WHAT IS REQUIRED:
Each entry below must appear in the answer exactly as written.

Excerpts from an interface dataset:

# # # # # # #

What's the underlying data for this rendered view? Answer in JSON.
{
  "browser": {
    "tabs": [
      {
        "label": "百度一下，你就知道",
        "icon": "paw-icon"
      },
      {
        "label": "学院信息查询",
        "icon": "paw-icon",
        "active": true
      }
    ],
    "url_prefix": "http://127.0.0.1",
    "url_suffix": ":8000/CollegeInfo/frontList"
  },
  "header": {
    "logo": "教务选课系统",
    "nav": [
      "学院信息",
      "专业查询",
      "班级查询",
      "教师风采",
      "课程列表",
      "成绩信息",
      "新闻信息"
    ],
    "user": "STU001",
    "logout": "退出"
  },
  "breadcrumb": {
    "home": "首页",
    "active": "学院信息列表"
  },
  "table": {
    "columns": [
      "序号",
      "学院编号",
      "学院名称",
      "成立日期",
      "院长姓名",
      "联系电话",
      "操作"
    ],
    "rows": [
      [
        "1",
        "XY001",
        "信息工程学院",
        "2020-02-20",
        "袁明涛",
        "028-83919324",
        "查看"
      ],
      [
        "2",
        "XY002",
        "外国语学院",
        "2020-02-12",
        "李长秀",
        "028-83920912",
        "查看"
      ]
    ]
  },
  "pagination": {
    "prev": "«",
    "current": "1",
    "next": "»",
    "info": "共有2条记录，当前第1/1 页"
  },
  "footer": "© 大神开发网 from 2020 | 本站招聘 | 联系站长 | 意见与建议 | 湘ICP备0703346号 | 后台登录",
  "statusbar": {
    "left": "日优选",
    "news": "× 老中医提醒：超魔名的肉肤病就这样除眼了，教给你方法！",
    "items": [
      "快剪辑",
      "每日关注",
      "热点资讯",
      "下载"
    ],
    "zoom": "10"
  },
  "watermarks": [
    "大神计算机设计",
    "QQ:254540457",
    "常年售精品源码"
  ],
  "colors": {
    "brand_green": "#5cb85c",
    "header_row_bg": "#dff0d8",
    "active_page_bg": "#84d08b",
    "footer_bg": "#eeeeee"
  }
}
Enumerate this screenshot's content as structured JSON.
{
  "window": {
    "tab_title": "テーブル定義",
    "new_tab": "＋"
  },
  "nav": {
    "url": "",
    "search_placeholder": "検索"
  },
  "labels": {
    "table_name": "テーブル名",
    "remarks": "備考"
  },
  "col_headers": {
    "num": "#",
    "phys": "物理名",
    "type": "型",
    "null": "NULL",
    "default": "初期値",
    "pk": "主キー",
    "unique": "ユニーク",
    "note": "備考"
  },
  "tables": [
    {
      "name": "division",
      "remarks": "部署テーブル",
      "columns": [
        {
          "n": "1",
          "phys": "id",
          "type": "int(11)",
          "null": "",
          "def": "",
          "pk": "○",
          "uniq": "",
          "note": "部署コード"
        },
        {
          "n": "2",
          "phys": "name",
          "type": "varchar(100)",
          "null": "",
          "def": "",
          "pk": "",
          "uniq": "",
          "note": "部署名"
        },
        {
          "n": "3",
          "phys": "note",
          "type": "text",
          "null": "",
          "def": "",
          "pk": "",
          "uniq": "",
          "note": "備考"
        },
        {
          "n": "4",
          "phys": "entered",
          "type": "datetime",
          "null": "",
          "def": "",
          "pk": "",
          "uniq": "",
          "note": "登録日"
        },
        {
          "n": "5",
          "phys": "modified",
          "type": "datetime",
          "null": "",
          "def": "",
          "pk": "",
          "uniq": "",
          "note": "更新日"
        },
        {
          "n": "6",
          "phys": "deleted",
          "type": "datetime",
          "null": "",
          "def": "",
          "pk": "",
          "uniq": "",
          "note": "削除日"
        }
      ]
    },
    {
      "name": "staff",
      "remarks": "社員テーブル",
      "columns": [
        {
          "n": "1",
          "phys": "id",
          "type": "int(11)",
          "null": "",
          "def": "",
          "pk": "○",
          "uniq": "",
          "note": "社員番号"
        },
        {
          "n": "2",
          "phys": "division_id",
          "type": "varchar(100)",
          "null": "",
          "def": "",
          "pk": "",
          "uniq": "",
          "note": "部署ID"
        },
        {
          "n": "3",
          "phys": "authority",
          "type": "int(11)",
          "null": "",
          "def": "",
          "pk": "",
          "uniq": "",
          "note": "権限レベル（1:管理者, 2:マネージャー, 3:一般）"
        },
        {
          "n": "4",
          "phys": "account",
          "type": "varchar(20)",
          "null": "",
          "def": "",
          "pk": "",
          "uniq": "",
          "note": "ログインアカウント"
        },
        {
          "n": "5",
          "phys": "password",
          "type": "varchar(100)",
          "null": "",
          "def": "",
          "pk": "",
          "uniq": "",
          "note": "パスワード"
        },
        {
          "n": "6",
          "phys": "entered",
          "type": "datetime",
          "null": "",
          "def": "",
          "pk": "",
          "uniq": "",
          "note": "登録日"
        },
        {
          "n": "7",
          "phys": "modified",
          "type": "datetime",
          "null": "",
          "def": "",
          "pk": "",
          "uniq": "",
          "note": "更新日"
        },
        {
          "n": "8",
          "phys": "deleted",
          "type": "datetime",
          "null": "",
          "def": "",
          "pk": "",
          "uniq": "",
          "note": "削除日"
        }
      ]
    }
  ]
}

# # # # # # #

TASK ANSWER:
What's the underlying data for this rendered view? Answer in JSON.
{
  "browser": {
    "tabs": [
      {
        "label": "百度一下，你就知道",
        "icon": "paw-icon"
      },
      {
        "label": "学院信息查询",
        "icon": "paw-icon",
        "active": true
      }
    ],
    "url_prefix": "http://127.0.0.1",
    "url_suffix": ":8000/CollegeInfo/frontList"
  },
  "header": {
    "logo": "教务选课系统",
    "nav": [
      "学院信息",
      "专业查询",
      "班级查询",
      "教师风采",
      "课程列表",
      "成绩信息",
      "新闻信息"
    ],
    "user": "STU001",
    "logout": "退出"
  },
  "breadcrumb": {
    "home": "首页",
    "active": "学院信息列表"
  },
  "table": {
    "columns": [
      "序号",
      "学院编号",
      "学院名称",
      "成立日期",
      "院长姓名",
      "联系电话",
      "操作"
    ],
    "rows": [
      [
        "1",
        "XY001",
        "信息工程学院",
        "2020-02-20",
        "袁明涛",
        "028-83919324",
        "查看"
      ],
      [
        "2",
        "XY002",
        "外国语学院",
        "2020-02-12",
        "李长秀",
        "028-83920912",
        "查看"
      ]
    ]
  },
  "pagination": {
    "prev": "«",
    "current": "1",
    "next": "»",
    "info": "共有2条记录，当前第1/1 页"
  },
  "footer": "© 大神开发网 from 2020 | 本站招聘 | 联系站长 | 意见与建议 | 湘ICP备0703346号 | 后台登录",
  "statusbar": {
    "left": "日优选",
    "news": "× 老中医提醒：超魔名的肉肤病就这样除眼了，教给你方法！",
    "items": [
      "快剪辑",
      "每日关注",
      "热点资讯",
      "下载"
    ],
    "zoom": "10"
  },
  "watermarks": [
    "大神计算机设计",
    "QQ:254540457",
    "常年售精品源码"
  ],
  "colors": {
    "brand_green": "#5cb85c",
    "header_row_bg": "#dff0d8",
    "active_page_bg": "#84d08b",
    "footer_bg": "#eeeeee"
  }
}
Enumerate this screenshot's content as structured JSON.
{
  "window": {
    "tab_title": "テーブル定義",
    "new_tab": "＋"
  },
  "nav": {
    "url": "",
    "search_placeholder": "検索"
  },
  "labels": {
    "table_name": "テーブル名",
    "remarks": "備考"
  },
  "col_headers": {
    "num": "#",
    "phys": "物理名",
    "type": "型",
    "null": "NULL",
    "default": "初期値",
    "pk": "主キー",
    "unique": "ユニーク",
    "note": "備考"
  },
  "tables": [
    {
      "name": "division",
      "remarks": "部署テーブル",
      "columns": [
        {
          "n": "1",
          "phys": "id",
          "type": "int(11)",
          "null": "",
          "def": "",
          "pk": "○",
          "uniq": "",
          "note": "部署コード"
        },
        {
          "n": "2",
          "phys": "name",
          "type": "varchar(100)",
          "null": "",
          "def": "",
          "pk": "",
          "uniq": "",
          "note": "部署名"
        },
        {
          "n": "3",
          "phys": "note",
          "type": "text",
          "null": "",
          "def": "",
          "pk": "",
          "uniq": "",
          "note": "備考"
        },
        {
          "n": "4",
          "phys": "entered",
          "type": "datetime",
          "null": "",
          "def": "",
          "pk": "",
          "uniq": "",
          "note": "登録日"
        },
        {
          "n": "5",
          "phys": "modified",
          "type": "datetime",
          "null": "",
          "def": "",
          "pk": "",
          "uniq": "",
          "note": "更新日"
        },
        {
          "n": "6",
          "phys": "deleted",
          "type": "datetime",
          "null": "",
          "def": "",
          "pk": "",
          "uniq": "",
          "note": "削除日"
        }
      ]
    },
    {
      "name": "staff",
      "remarks": "社員テーブル",
      "columns": [
        {
          "n": "1",
          "phys": "id",
          "type": "int(11)",
          "null": "",
          "def": "",
          "pk": "○",
          "uniq": "",
          "note": "社員番号"
        },
        {
          "n": "2",
          "phys": "division_id",
          "type": "varchar(100)",
          "null": "",
          "def": "",
          "pk": "",
          "uniq": "",
          "note": "部署ID"
        },
        {
          "n": "3",
          "phys": "authority",
          "type": "int(11)",
          "null": "",
          "def": "",
          "pk": "",
          "uniq": "",
          "note": "権限レベル（1:管理者, 2:マネージャー, 3:一般）"
        },
        {
          "n": "4",
          "phys": "account",
          "type": "varchar(20)",
          "null": "",
          "def": "",
          "pk": "",
          "uniq": "",
          "note": "ログインアカウント"
        },
        {
          "n": "5",
          "phys": "password",
          "type": "varchar(100)",
          "null": "",
          "def": "",
          "pk": "",
          "uniq": "",
          "note": "パスワード"
        },
        {
          "n": "6",
          "phys": "entered",
          "type": "datetime",
          "null": "",
          "def": "",
          "pk": "",
          "uniq": "",
          "note": "登録日"
        },
        {
          "n": "7",
          "phys": "modified",
          "type": "datetime",
          "null": "",
          "def": "",
          "pk": "",
          "uniq": "",
          "note": "更新日"
        },
        {
          "n": "8",
          "phys": "deleted",
          "type": "datetime",
          "null": "",
          "def": "",
          "pk": "",
          "uniq": "",
          "note": "削除日"
        }
      ]
    }
  ]
}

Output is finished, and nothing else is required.